Feb 18, 2021
ARSENIC & OLD KLINKHART
Why is there a bottle of “DEADLY POISON” in the attic of Klinkhart Hall? Mark Thaler (Lacey Thaler Reilly Wilson Architecture & Preservation), the architect for the Klinkhart restoration project, came across this surprising item in the dark, slightly treacherous, unfinished attic above the second floor Masonic Hall, the original Klinkhart Opera House. Mark also helped track down the rest of the story.
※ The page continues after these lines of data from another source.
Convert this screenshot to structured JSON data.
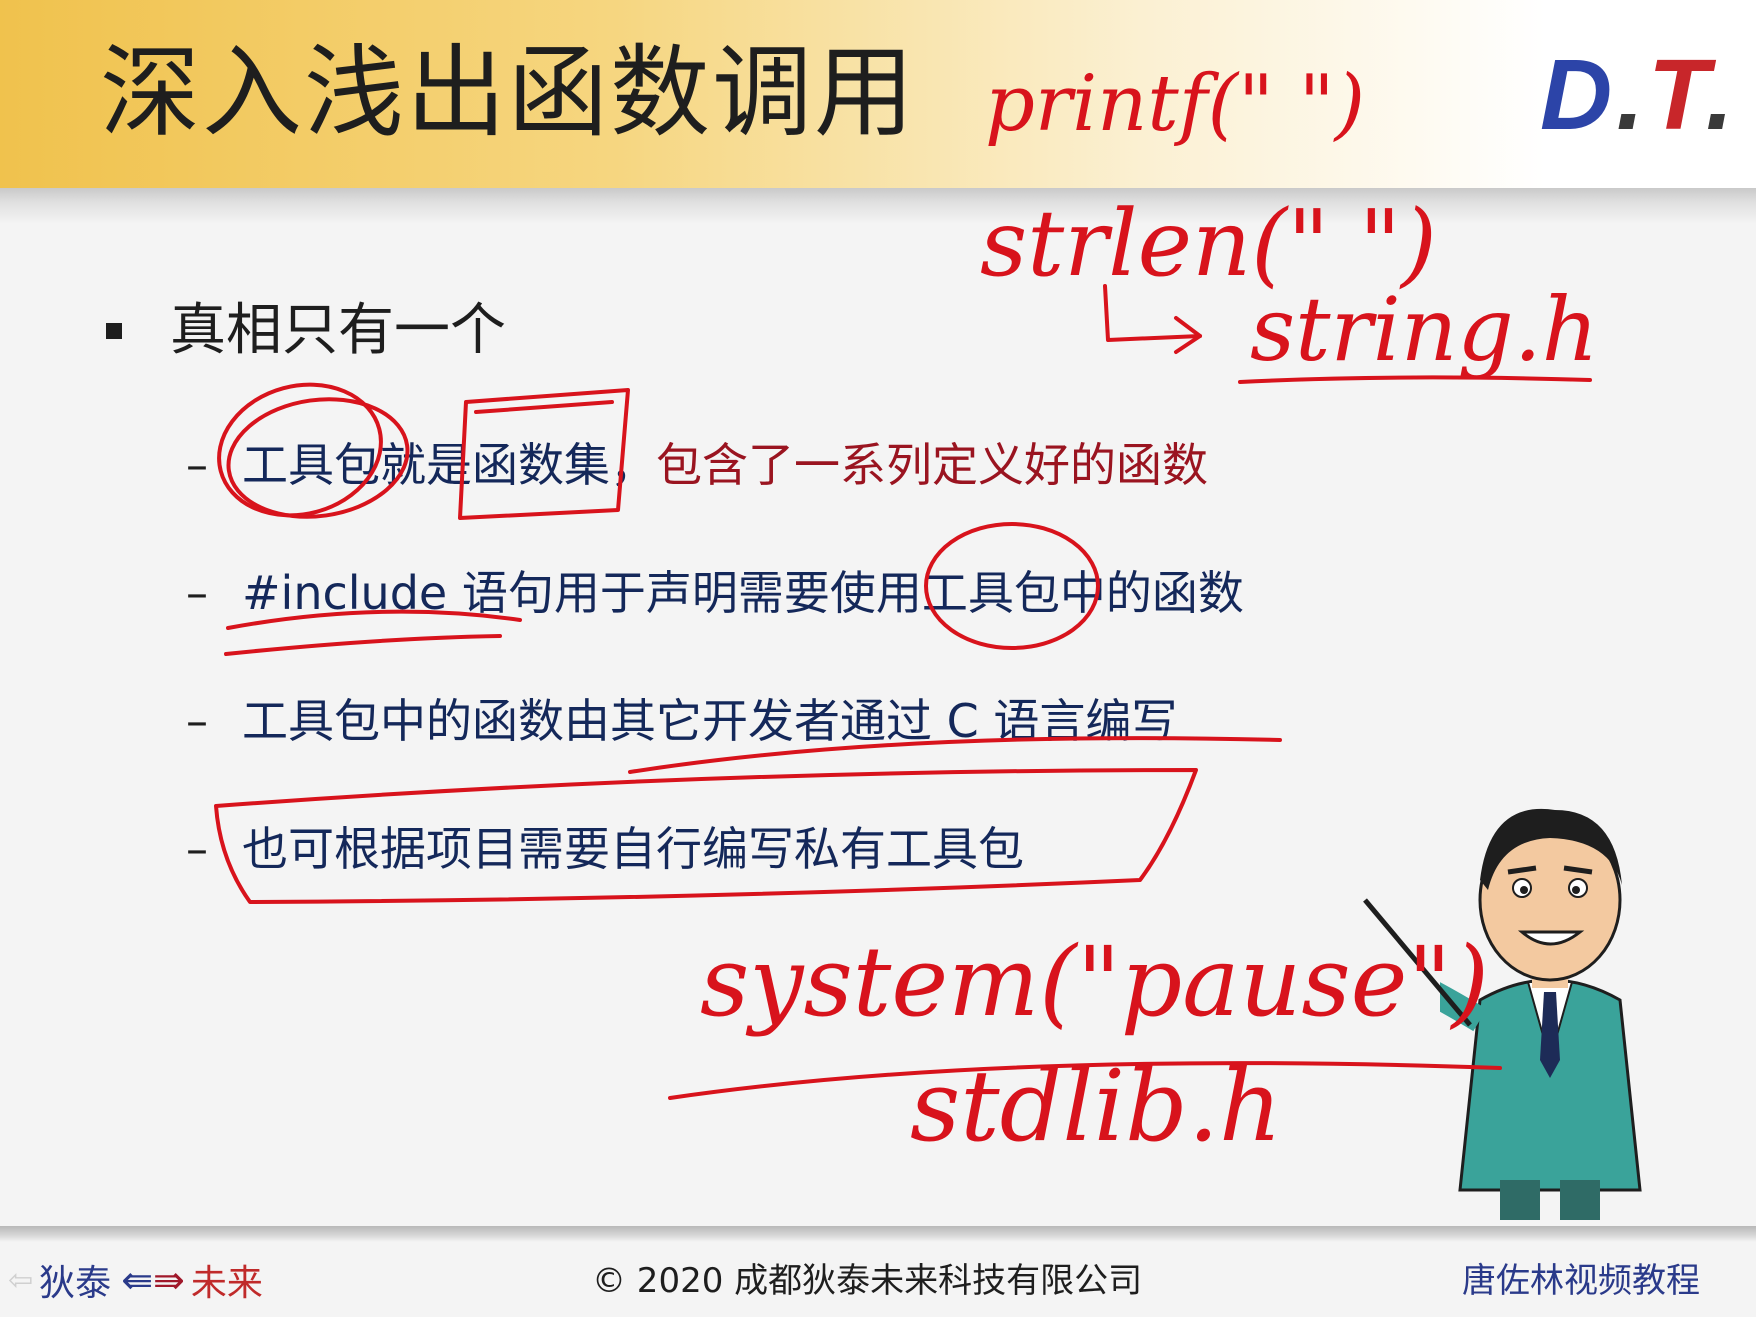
{
  "slide": {
    "title": "深入浅出函数调用",
    "logo": {
      "d": "D",
      "dot1": ".",
      "t": "T",
      "dot2": "."
    },
    "main_bullet": "真相只有一个",
    "sub_bullets": [
      {
        "text": "工具包就是函数集，",
        "red_text": "包含了一系列定义好的函数"
      },
      {
        "text": "#include 语句用于声明需要使用工具包中的函数",
        "red_text": ""
      },
      {
        "text": "工具包中的函数由其它开发者通过 C 语言编写",
        "red_text": ""
      },
      {
        "text": "也可根据项目需要自行编写私有工具包",
        "red_text": ""
      }
    ],
    "dash": "–"
  },
  "handwriting": {
    "line1": "printf(\"  \")",
    "line2": "strlen(\"  \")",
    "line3": "string.h",
    "line4": "system(\"pause\")",
    "line5": "stdlib.h"
  },
  "footer": {
    "left_a": "狄泰",
    "left_b": "未来",
    "center": "© 2020 成都狄泰未来科技有限公司",
    "right": "唐佐林视频教程"
  },
  "colors": {
    "title_bar": "#f0c24d",
    "text_navy": "#14285a",
    "text_red": "#9a1420",
    "ink_red": "#d8131c",
    "logo_blue": "#2c44a8",
    "logo_red": "#c8262a"
  }
}
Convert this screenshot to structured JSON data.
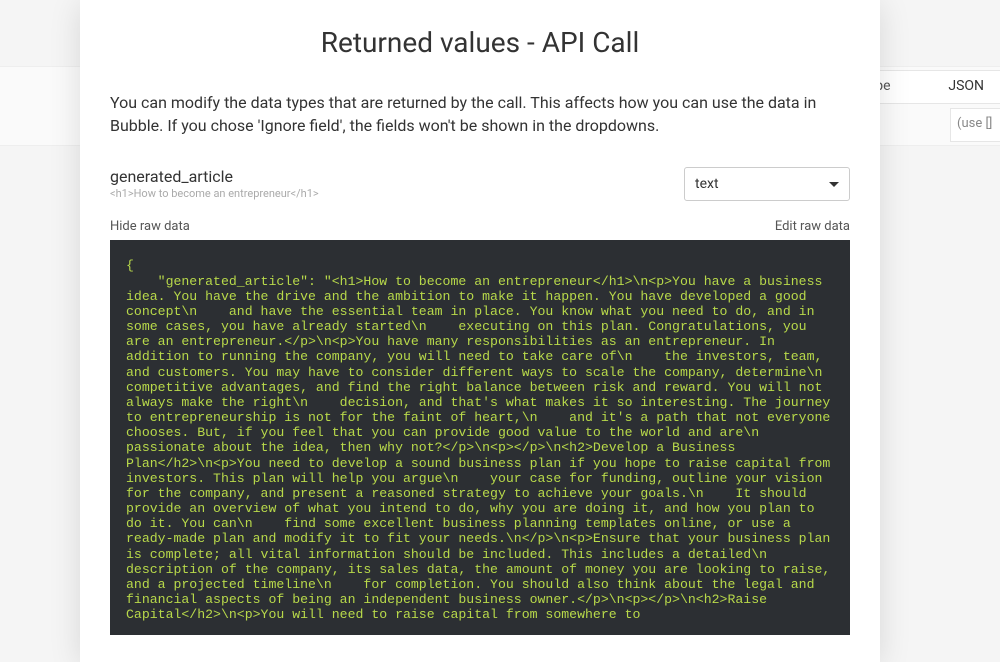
{
  "background": {
    "right_box1_label": "a type",
    "right_box1_value": "JSON",
    "right_box2_text": "(use []"
  },
  "modal": {
    "title": "Returned values - API Call",
    "description": "You can modify the data types that are returned by the call. This affects how you can use the data in Bubble. If you chose 'Ignore field', the fields won't be shown in the dropdowns.",
    "field": {
      "name": "generated_article",
      "preview": "<h1>How to become an entrepreneur</h1>",
      "type_selected": "text"
    },
    "raw_bar": {
      "hide_label": "Hide raw data",
      "edit_label": "Edit raw data"
    },
    "raw_json": "{\n    \"generated_article\": \"<h1>How to become an entrepreneur</h1>\\n<p>You have a business idea. You have the drive and the ambition to make it happen. You have developed a good concept\\n    and have the essential team in place. You know what you need to do, and in some cases, you have already started\\n    executing on this plan. Congratulations, you are an entrepreneur.</p>\\n<p>You have many responsibilities as an entrepreneur. In addition to running the company, you will need to take care of\\n    the investors, team, and customers. You may have to consider different ways to scale the company, determine\\n    competitive advantages, and find the right balance between risk and reward. You will not always make the right\\n    decision, and that's what makes it so interesting. The journey to entrepreneurship is not for the faint of heart,\\n    and it's a path that not everyone chooses. But, if you feel that you can provide good value to the world and are\\n    passionate about the idea, then why not?</p>\\n<p></p>\\n<h2>Develop a Business Plan</h2>\\n<p>You need to develop a sound business plan if you hope to raise capital from investors. This plan will help you argue\\n    your case for funding, outline your vision for the company, and present a reasoned strategy to achieve your goals.\\n    It should provide an overview of what you intend to do, why you are doing it, and how you plan to do it. You can\\n    find some excellent business planning templates online, or use a ready-made plan and modify it to fit your needs.\\n</p>\\n<p>Ensure that your business plan is complete; all vital information should be included. This includes a detailed\\n    description of the company, its sales data, the amount of money you are looking to raise, and a projected timeline\\n    for completion. You should also think about the legal and financial aspects of being an independent business owner.</p>\\n<p></p>\\n<h2>Raise Capital</h2>\\n<p>You will need to raise capital from somewhere to"
  }
}
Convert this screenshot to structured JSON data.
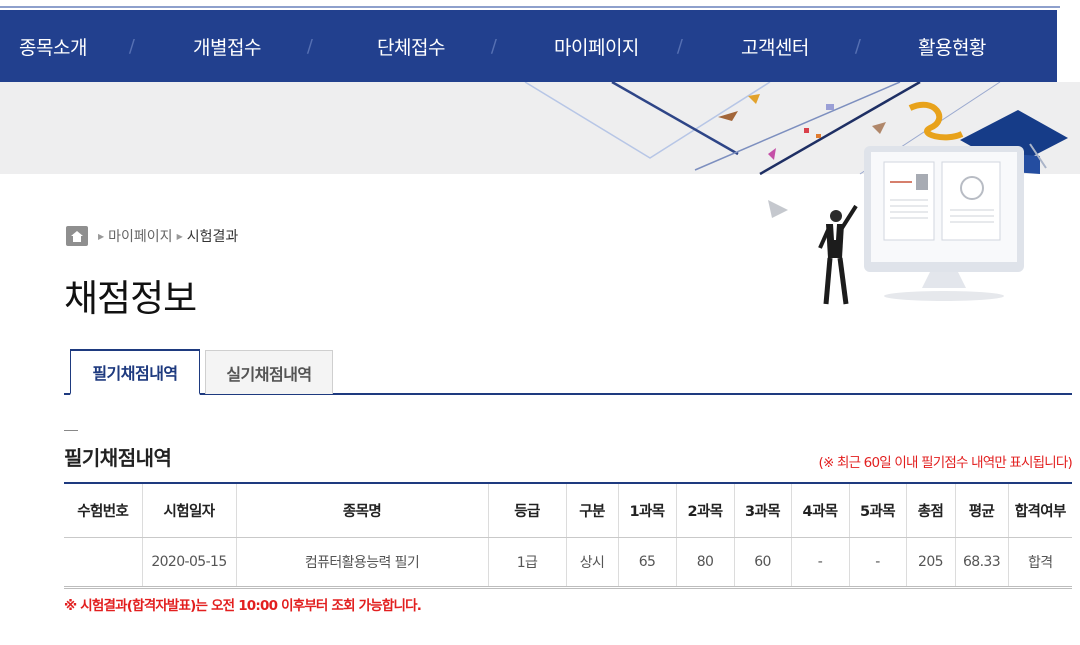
{
  "nav": {
    "items": [
      "종목소개",
      "개별접수",
      "단체접수",
      "마이페이지",
      "고객센터",
      "활용현황"
    ],
    "separator": "/"
  },
  "breadcrumb": {
    "home_icon": "home-icon",
    "items": [
      "마이페이지",
      "시험결과"
    ],
    "separator": "▶"
  },
  "page": {
    "title": "채점정보"
  },
  "tabs": [
    {
      "label": "필기채점내역",
      "active": true
    },
    {
      "label": "실기채점내역",
      "active": false
    }
  ],
  "section": {
    "title": "필기채점내역",
    "notice": "(※ 최근 60일 이내 필기점수 내역만 표시됩니다)"
  },
  "table": {
    "headers": [
      "수험번호",
      "시험일자",
      "종목명",
      "등급",
      "구분",
      "1과목",
      "2과목",
      "3과목",
      "4과목",
      "5과목",
      "총점",
      "평균",
      "합격여부"
    ],
    "rows": [
      [
        "",
        "2020-05-15",
        "컴퓨터활용능력 필기",
        "1급",
        "상시",
        "65",
        "80",
        "60",
        "-",
        "-",
        "205",
        "68.33",
        "합격"
      ]
    ]
  },
  "footnote": "※ 시험결과(합격자발표)는 오전 10:00 이후부터 조회 가능합니다.",
  "colors": {
    "nav_bg": "#22408e",
    "accent": "#1e3a7f",
    "alert": "#e21f1f"
  }
}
A close look at the label shows the content of the bottle is “arsenical soap,” intended for use by taxidermists. This part we can figure out. From the 18th century to the late 20th century, arsenic compounds were commonly applied as a preservative to biological specimens, often in the form of soap mixtures (arsenic trioxide and sodium arsenite): it was brushed onto the inside of the skins of birds and mammals it prevented bio-deterioration and insect attack. Despite its toxicity, arsenic was preferred because its smell was considered better than that of other chemicals used for preservation, such as sulfur, which could also cause specimens to change color.
(By the way, arsenic remains toxic for a long time, so old taxidermy mounts – anything prior to 1980 – should be handled with care!)
But that still doesn’t tell us why this bottle of taxidermist’s “arsenical soap” is in the Klinkhart Hall attic.
Perhaps this newspaper story from the February 23, 1898 edition of the Wide-Awake Courier, a Canajoharie newspaper, is the key. It certainly gives us a fascinating look into what was going on at the Klinkhart Hall Opera House, 123 years ago today!
THE GUN CLUB BALL
The gun club gave its first anniversary ball, Friday evening, February 18, 1898, in Klinkhart Opera House. It was unique in its perfect spirit of harmony, and takes rank with the most brilliant functions in the social annals of Sharon Springs. The decorations were of a lavish and magnificent scale. The large hall was transformed into a Northern woodland.
As the guests entered the hall, the first to catch their eye was two beautiful deer with their large antlers and bulging eyes peering through the thick foliage. A hunter could almost feel that he was on watch at a runway, and imagine himself hearing the barking of the hounds as they chased the frightened deer to the water. A little further on, a bear was seen crouching behind the tree, lying in wait for some unfortunate pedestrian. In the fore-ground a fox stood on a ledge, waiting to spring on a rabbit as he came forth from his hole in the earth.
Red and gray squirrels darted in and out among the trees. A mink was seated under a tree watching his chance to capture a partridge.
Two large white owls appeared very wise as they looked over the ballroom seeming to say, “Owly Moses! Where are we at?”
The three black crows sat on a tree. No. 1 said “this crowd is not slim,” said No. 2, “I’ll sing a solo,” but 3 replied, “we’re ‘stuffed’ you know.” Other native birds and animals were among the trees.
This part of the decoration was the work of taxidermist Kuhl, who has been making preparations for this event during the past six months. To say the least, he deserves great credit.
The ceiling was adorned with Japanese lanterns and bunting, and the walls were covered with mottoes of the club and numerous fancy designs composed of guns and clay-pigeons.
Leppert’s Orchestra of Fort Plain furnished music which was the leading feature of the evening, an unusually spirited program being rendered.
Supper was served in the room a little before mid-night.
Unless you can suggest a more likely story, we’ll stick with the February 18, 1898 Gun Club Ball in Klinkhart Opera House as the most likely reason this bottle ended up in the Klinkhart Hall attic. Perhaps taxidermist Kuhl did some last minute touch ups of his work in the Opera House itself, just before the big event.
We certainly hope this amazing scene was photographed, although we have not yet found any record of the event — other than a bottle of “DEADLY POISON” in the attic and this article from the 1898 Wide-Awake Courier.
PS it won’t still be there when Klinkhart Hall reopens, and that will be in July 2022, if all goes well!
Marte, Fernando, et al. “Arsenic in Taxidermy Collections: History, Detection, and Management.” Collection Forum, vol. 21, 2006, p. 8. https://repository.si.edu/handle/10088/8134. Accessed 16 Feb 2021.